**To do**: Pictures stay out; everything else in the records below is to be repeated exactly.
____
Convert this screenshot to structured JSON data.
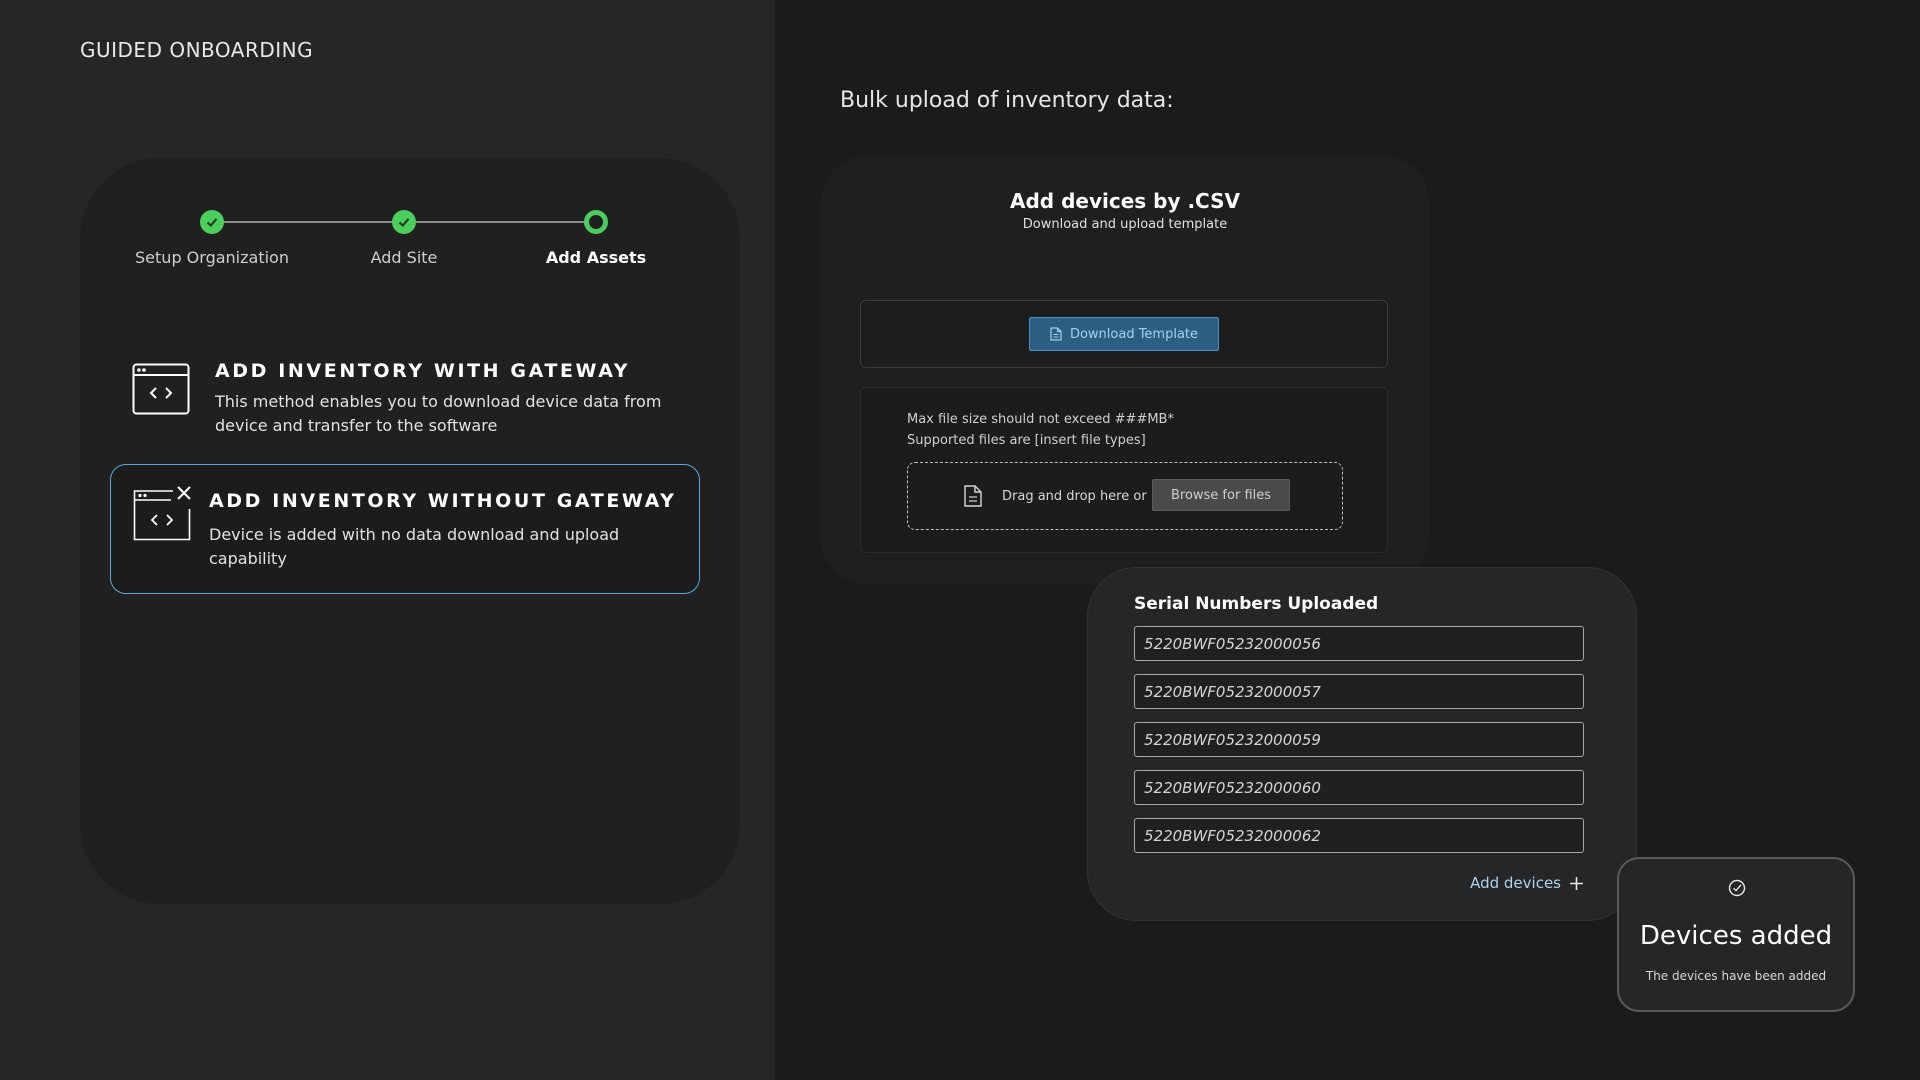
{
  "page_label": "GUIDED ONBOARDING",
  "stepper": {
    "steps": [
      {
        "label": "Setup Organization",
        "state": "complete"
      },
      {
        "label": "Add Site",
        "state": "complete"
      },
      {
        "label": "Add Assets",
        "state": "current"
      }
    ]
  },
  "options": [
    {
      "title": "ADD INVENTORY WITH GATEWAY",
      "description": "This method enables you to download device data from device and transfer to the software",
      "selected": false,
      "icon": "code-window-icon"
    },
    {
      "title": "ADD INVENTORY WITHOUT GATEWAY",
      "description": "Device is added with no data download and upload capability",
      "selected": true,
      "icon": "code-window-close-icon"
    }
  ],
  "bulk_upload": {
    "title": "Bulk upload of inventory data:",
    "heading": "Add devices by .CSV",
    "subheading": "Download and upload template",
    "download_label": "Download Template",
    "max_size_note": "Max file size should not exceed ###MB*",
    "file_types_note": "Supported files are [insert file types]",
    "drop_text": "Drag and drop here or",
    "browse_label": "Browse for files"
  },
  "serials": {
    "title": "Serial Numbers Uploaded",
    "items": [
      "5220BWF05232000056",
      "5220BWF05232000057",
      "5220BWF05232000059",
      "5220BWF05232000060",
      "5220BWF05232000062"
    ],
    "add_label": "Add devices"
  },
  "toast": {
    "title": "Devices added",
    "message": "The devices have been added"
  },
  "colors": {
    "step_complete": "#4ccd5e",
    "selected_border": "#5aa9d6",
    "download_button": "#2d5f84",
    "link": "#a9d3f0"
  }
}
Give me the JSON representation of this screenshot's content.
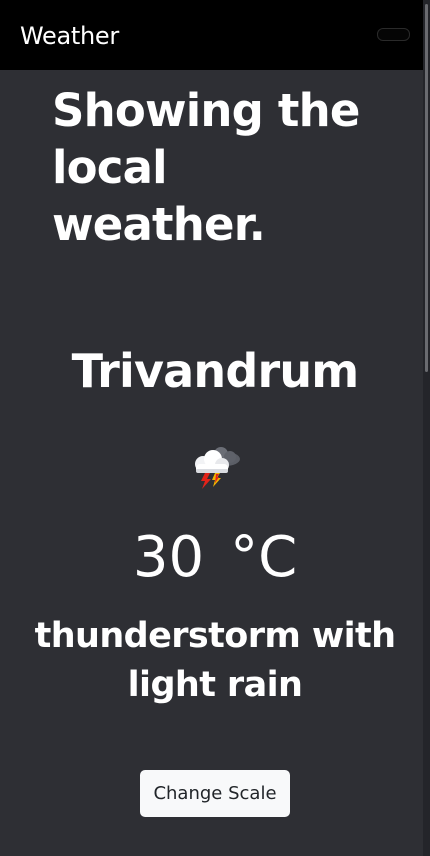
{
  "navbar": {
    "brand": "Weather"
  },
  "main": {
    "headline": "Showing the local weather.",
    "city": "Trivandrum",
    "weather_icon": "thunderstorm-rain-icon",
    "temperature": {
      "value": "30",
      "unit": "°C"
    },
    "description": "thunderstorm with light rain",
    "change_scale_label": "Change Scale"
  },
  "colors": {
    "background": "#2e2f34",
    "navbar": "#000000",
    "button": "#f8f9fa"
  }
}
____
**Task output**:
Convert this screenshot to structured JSON data.
{
  "page_label": "GUIDED ONBOARDING",
  "stepper": {
    "steps": [
      {
        "label": "Setup Organization",
        "state": "complete"
      },
      {
        "label": "Add Site",
        "state": "complete"
      },
      {
        "label": "Add Assets",
        "state": "current"
      }
    ]
  },
  "options": [
    {
      "title": "ADD INVENTORY WITH GATEWAY",
      "description": "This method enables you to download device data from device and transfer to the software",
      "selected": false,
      "icon": "code-window-icon"
    },
    {
      "title": "ADD INVENTORY WITHOUT GATEWAY",
      "description": "Device is added with no data download and upload capability",
      "selected": true,
      "icon": "code-window-close-icon"
    }
  ],
  "bulk_upload": {
    "title": "Bulk upload of inventory data:",
    "heading": "Add devices by .CSV",
    "subheading": "Download and upload template",
    "download_label": "Download Template",
    "max_size_note": "Max file size should not exceed ###MB*",
    "file_types_note": "Supported files are [insert file types]",
    "drop_text": "Drag and drop here or",
    "browse_label": "Browse for files"
  },
  "serials": {
    "title": "Serial Numbers Uploaded",
    "items": [
      "5220BWF05232000056",
      "5220BWF05232000057",
      "5220BWF05232000059",
      "5220BWF05232000060",
      "5220BWF05232000062"
    ],
    "add_label": "Add devices"
  },
  "toast": {
    "title": "Devices added",
    "message": "The devices have been added"
  },
  "colors": {
    "step_complete": "#4ccd5e",
    "selected_border": "#5aa9d6",
    "download_button": "#2d5f84",
    "link": "#a9d3f0"
  }
}
Give me the JSON representation of this screenshot's content.
{
  "navbar": {
    "brand": "Weather"
  },
  "main": {
    "headline": "Showing the local weather.",
    "city": "Trivandrum",
    "weather_icon": "thunderstorm-rain-icon",
    "temperature": {
      "value": "30",
      "unit": "°C"
    },
    "description": "thunderstorm with light rain",
    "change_scale_label": "Change Scale"
  },
  "colors": {
    "background": "#2e2f34",
    "navbar": "#000000",
    "button": "#f8f9fa"
  }
}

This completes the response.